The range uses reed relays as the switching element to ensure a long mechanical service life and faster response time than the EMR's used in 40-297 and 40-260 series. Resistance is varied by controlling the relays directly - the modules do not respond to resistance requests in ohms.
Reed relay based designs have higher levels of thermoelectric EMF than carefully designed EMR models, in some applications this effect can impact the accuracy of the resistance set as measured by the measuring circuits used. There is more on this issue here.
The residual path resistance is a combination of two primary contributions, the PCB track resistance and the reed relay contact resistance which can vary typically between 80 and 130 mohm (but is stable with time for a given reed relay). As the number of relays in circuit changes so does the residual path resistance (excluding the resistors fitted), the variation in the residual resistance being dependent on the the number of relays and the track lengths on the PCB. At the major changes of the relay patterns (for example 01111111 to 10000000) this can lead to significant changes in resistance compared to the expected value because of the changing residual resistance.
These modules are an excellent solution for applications when precision is not as important as speed of operation. As noted in Selecting a Resistor Module, the 40-297 is a cost effective solution that provides more traceable resistance results but with slower operation time.
The 40-294 and 50-294 (PCI) provide an alternative reed relay based solution for lower density applications. These modules are fitted with less precise resistors and are binary based, so at changeover positions gaps may appear in cover due to resistor tolerance.
External Wire Resistance

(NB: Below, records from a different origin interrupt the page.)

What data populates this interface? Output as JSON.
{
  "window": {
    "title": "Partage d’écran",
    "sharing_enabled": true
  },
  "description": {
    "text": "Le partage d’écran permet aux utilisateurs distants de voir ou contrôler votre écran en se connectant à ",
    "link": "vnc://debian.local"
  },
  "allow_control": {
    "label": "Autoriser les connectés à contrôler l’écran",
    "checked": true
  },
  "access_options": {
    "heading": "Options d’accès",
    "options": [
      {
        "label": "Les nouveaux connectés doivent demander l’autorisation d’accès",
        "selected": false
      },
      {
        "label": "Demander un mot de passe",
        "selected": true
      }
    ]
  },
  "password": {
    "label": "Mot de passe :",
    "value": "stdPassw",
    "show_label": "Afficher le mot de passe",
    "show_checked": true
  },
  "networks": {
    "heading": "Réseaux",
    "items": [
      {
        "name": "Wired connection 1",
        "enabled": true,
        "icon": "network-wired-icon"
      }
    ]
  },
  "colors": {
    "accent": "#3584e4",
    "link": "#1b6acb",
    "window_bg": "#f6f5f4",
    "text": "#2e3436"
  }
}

When the resistance of any of the above modules is measured it is taken across the module terminals (usually by a 4 wire resistance measurement). It does not include the external resistance of any connecting wires the user may have in the system. For precision applications the user needs to account o the external wiring resistance and its temperature coefficient (approximately 0.39% per Â°C for copper).